Brief encounters may work for speed dating. But when you’re trying to connect with customers, you want new acquaintances and old friends alike to linger a while on your website.
Many companies mistakenly believe the magic is in page views alone. And you definitely want to draw as many visitors to your site as possible. But many marketers contend that how long visitors stick around on your site is equally – if not more – important.
You don’t have to be a marketing genius to understand the logic behind that thinking: the amount of time a visitor spends on a page indicates whether that user is actually engaged with your content. And, the higher the average time a visitor spends on a page, the more engaged your audience is.
Which is why, as website manager Jetpack put it, “As more interactive pages and web applications evolve into reactive site designs, the time on page metric might become even more important than measuring the total number of page views.”
- Make it Pretty. That may sound superficial, and it is. But if your website is messy and disorganized or lacks arresting photos and clean graphics, visitors will be repelled no matter how great your content is. And with all the reasonably priced web design pros around now, there is no excuse for trying to patch something together.
- Get to the Point. You want visitors to stay, but not because they’re trying to figure out what it is your company does, or why you do it differently or better than everyone else. Fact is, visitors won’t hang around to puzzle that out. So, state your mission, what makes you best in your field, and your call to action clearly and right up front.
- Update Often. Nothing telegraphs a company that has lost its way faster than a website with obviously outdated content. What’s more, when Google is ranking your website, fresh content is an important component of SEO rankings.

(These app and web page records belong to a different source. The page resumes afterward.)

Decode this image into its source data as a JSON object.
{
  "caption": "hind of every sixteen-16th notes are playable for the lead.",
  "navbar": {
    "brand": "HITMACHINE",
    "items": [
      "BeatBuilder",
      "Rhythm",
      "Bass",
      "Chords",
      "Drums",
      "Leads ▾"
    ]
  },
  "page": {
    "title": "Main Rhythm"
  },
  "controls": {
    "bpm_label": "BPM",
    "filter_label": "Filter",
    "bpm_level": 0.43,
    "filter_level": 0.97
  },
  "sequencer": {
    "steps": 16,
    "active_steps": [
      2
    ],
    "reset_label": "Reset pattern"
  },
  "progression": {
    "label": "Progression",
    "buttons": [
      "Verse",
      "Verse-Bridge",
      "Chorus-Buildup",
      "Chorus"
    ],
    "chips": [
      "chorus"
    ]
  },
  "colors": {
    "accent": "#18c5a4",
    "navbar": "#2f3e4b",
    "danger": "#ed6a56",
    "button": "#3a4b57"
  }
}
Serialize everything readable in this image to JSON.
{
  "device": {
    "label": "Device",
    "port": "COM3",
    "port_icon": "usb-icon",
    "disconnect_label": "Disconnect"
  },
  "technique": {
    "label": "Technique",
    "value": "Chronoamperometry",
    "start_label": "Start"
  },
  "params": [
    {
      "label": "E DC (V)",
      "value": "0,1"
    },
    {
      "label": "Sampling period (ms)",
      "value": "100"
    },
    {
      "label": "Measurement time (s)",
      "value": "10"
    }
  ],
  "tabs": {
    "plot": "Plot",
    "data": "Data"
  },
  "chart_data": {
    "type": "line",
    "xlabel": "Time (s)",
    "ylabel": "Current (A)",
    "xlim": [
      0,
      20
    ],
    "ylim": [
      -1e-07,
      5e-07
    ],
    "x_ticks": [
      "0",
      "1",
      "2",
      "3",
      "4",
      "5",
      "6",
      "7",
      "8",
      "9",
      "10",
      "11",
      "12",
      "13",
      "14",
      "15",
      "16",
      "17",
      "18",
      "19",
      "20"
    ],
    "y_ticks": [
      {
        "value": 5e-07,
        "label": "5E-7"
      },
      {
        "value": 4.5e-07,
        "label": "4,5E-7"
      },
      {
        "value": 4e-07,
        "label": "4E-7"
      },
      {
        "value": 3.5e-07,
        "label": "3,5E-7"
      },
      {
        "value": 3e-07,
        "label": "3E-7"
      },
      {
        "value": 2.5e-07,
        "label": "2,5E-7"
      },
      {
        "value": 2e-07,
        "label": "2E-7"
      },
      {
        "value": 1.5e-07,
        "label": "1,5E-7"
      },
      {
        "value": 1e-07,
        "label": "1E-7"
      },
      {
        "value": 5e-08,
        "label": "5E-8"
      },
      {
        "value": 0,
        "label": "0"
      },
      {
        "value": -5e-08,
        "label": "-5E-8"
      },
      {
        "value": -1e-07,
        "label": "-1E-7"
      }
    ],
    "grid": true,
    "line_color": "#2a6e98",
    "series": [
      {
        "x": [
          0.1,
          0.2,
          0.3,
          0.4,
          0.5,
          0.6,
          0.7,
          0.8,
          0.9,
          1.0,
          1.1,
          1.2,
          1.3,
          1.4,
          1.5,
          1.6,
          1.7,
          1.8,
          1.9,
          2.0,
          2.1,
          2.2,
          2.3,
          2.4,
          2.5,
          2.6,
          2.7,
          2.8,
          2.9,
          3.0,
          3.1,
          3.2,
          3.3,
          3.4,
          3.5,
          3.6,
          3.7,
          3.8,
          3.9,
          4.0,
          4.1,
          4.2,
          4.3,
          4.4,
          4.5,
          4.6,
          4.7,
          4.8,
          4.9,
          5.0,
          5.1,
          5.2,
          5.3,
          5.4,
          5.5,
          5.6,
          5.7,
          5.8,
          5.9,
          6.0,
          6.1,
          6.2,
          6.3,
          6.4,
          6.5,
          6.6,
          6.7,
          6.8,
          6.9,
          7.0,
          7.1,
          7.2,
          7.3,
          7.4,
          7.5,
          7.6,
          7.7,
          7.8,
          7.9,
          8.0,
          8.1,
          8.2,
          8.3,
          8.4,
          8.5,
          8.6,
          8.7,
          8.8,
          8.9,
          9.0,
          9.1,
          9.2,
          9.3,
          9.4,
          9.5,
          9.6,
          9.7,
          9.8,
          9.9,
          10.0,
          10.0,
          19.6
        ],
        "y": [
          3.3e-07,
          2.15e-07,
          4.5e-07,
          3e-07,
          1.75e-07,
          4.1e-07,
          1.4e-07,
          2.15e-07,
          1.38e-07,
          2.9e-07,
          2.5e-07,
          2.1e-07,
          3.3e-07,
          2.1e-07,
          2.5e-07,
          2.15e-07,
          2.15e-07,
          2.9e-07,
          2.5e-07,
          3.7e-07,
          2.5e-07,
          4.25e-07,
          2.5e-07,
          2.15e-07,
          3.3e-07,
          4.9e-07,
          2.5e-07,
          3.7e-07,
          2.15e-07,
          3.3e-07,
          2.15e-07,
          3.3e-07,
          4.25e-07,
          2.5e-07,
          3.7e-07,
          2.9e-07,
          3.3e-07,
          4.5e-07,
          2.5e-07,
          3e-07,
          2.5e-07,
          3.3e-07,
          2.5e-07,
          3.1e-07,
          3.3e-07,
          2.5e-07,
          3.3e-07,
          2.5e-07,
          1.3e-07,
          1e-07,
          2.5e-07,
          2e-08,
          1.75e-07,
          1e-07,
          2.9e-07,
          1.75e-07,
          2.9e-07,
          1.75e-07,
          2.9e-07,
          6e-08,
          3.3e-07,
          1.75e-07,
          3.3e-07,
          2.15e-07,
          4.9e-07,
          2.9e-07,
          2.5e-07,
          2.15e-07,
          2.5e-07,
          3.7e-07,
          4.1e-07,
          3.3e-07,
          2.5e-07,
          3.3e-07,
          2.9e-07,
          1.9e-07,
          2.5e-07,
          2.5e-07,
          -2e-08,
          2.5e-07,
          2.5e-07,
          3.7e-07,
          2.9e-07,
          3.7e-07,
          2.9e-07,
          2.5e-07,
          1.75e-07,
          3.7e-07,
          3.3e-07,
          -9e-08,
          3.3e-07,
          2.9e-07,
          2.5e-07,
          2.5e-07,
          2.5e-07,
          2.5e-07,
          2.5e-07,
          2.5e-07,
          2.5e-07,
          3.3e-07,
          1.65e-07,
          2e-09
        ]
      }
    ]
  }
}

- Optimize Mobile-Device Viewing. More than half of all website viewing is now done on a mobile device. So, if mobile visitors to your site encounter hard-to-read font sizes, difficult navigation or trouble scrolling, they’re likely to give up on you quickly.
- Simplify Navigation. Compiling and hosting a lot of content is great. But don’t expect visitors to devote much time to searching for it. To make their search easier, Bold recommends using “a breadcrumb-style navigation structure that involves hierarchically organized category pages.” Then, include only links to categories on the home page. Those links then can lead visitors to the pages of related content.
Contact us if you need help creating or revising a website that attracts visitors and invites them to stay.